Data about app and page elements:
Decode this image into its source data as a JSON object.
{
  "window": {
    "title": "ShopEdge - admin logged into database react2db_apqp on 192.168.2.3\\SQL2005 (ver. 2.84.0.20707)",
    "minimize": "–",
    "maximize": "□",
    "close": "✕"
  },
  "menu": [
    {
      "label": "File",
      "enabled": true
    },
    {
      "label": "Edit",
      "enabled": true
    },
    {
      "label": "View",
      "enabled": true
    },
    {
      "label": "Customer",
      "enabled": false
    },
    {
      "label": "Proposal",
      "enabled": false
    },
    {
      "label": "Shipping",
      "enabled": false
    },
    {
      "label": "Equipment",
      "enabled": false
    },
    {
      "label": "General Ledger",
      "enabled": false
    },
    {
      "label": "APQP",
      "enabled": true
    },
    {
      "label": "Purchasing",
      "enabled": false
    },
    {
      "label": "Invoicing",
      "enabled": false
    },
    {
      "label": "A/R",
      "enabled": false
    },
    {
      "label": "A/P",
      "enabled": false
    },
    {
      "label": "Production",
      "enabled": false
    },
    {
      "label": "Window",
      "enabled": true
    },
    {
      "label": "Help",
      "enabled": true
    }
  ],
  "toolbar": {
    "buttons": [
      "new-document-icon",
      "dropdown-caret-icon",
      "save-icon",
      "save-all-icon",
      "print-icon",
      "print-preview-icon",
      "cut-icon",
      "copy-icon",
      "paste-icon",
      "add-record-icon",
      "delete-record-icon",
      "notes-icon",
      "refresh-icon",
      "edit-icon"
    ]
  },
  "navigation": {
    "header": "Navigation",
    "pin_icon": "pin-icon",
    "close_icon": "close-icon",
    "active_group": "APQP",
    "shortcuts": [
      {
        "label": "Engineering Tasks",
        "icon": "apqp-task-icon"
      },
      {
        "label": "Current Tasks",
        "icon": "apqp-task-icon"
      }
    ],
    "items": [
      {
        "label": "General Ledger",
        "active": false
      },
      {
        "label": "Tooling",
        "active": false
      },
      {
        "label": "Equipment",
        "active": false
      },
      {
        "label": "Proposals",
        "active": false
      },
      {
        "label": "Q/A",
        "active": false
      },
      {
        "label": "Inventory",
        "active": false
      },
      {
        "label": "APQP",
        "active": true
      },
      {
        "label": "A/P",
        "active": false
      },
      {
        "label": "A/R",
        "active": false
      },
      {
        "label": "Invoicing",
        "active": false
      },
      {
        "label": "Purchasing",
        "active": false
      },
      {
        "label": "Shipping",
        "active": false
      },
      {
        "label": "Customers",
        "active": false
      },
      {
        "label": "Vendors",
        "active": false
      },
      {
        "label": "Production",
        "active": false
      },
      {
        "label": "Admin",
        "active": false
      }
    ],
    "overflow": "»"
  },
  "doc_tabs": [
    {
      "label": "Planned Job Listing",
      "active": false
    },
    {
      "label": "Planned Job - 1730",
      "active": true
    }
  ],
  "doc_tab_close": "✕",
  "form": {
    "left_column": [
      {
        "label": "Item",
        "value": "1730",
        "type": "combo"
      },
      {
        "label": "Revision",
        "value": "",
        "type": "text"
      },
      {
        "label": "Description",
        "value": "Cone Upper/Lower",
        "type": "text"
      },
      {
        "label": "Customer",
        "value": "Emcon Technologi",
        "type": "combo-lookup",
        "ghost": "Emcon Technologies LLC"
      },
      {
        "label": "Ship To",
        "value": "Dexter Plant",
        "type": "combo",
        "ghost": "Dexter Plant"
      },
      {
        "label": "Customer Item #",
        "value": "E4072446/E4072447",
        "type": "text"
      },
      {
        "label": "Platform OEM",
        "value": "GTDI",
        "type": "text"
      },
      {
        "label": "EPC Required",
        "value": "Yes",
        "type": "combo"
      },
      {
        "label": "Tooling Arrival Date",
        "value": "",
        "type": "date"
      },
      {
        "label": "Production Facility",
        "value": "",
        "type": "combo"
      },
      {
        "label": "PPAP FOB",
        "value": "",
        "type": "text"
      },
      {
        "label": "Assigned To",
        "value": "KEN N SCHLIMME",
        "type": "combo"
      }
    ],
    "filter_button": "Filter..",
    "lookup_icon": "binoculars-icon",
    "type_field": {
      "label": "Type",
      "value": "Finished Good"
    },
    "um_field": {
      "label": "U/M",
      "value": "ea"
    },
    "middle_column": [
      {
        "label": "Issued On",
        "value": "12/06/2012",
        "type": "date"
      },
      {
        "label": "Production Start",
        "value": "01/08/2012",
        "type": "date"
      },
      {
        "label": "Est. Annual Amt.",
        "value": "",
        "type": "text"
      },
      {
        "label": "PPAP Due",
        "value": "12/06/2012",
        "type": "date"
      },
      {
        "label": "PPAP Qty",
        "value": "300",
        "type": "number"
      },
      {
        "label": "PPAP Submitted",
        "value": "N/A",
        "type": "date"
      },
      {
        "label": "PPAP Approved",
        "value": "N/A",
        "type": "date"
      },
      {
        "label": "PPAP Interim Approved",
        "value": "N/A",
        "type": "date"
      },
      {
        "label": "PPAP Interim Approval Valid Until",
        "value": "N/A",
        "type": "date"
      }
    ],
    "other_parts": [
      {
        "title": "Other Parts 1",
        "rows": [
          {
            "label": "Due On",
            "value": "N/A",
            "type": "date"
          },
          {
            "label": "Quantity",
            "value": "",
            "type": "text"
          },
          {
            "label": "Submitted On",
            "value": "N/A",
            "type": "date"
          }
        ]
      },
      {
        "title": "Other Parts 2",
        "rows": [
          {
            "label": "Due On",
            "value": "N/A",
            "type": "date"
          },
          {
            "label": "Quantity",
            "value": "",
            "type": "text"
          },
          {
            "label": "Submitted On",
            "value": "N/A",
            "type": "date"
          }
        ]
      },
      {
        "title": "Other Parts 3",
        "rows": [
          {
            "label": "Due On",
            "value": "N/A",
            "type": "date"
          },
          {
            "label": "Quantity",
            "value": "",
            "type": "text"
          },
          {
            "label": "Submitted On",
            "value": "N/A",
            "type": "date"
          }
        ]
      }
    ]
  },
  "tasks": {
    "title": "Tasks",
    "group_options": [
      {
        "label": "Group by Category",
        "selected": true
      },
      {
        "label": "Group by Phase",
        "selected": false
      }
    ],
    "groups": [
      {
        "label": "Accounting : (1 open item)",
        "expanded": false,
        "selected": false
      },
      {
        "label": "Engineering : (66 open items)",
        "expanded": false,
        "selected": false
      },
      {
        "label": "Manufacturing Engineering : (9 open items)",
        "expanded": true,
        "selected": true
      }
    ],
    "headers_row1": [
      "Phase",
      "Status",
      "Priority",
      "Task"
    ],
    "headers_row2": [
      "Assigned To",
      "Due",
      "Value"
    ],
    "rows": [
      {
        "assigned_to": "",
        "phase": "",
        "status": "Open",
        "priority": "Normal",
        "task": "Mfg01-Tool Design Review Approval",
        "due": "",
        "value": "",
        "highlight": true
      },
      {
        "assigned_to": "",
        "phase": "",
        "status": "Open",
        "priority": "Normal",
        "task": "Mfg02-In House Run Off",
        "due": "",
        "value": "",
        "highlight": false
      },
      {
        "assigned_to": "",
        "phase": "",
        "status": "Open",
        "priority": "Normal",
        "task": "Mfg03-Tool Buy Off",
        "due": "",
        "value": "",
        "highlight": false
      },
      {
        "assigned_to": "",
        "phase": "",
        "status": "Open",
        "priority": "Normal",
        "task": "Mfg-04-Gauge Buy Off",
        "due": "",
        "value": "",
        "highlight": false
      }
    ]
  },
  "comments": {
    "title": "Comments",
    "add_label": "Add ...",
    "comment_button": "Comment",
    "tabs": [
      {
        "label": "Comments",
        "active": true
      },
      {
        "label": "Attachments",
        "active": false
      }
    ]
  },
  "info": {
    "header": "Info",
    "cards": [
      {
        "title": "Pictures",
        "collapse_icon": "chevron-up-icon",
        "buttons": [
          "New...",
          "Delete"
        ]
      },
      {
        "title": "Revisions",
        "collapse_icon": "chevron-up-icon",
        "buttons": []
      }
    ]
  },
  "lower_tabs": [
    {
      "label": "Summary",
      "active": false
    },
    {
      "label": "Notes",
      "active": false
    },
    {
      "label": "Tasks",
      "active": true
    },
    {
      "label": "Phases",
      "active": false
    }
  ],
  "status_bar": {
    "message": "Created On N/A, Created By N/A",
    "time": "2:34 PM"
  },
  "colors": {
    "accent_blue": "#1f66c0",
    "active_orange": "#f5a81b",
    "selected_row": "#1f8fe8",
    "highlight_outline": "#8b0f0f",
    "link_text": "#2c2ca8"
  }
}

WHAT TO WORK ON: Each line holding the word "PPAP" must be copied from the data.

OUTPUT FOR THIS TASK:
        "label": "PPAP FOB",
        "label": "PPAP Due",
        "label": "PPAP Qty",
        "label": "PPAP Submitted",
        "label": "PPAP Approved",
        "label": "PPAP Interim Approved",
        "label": "PPAP Interim Approval Valid Until",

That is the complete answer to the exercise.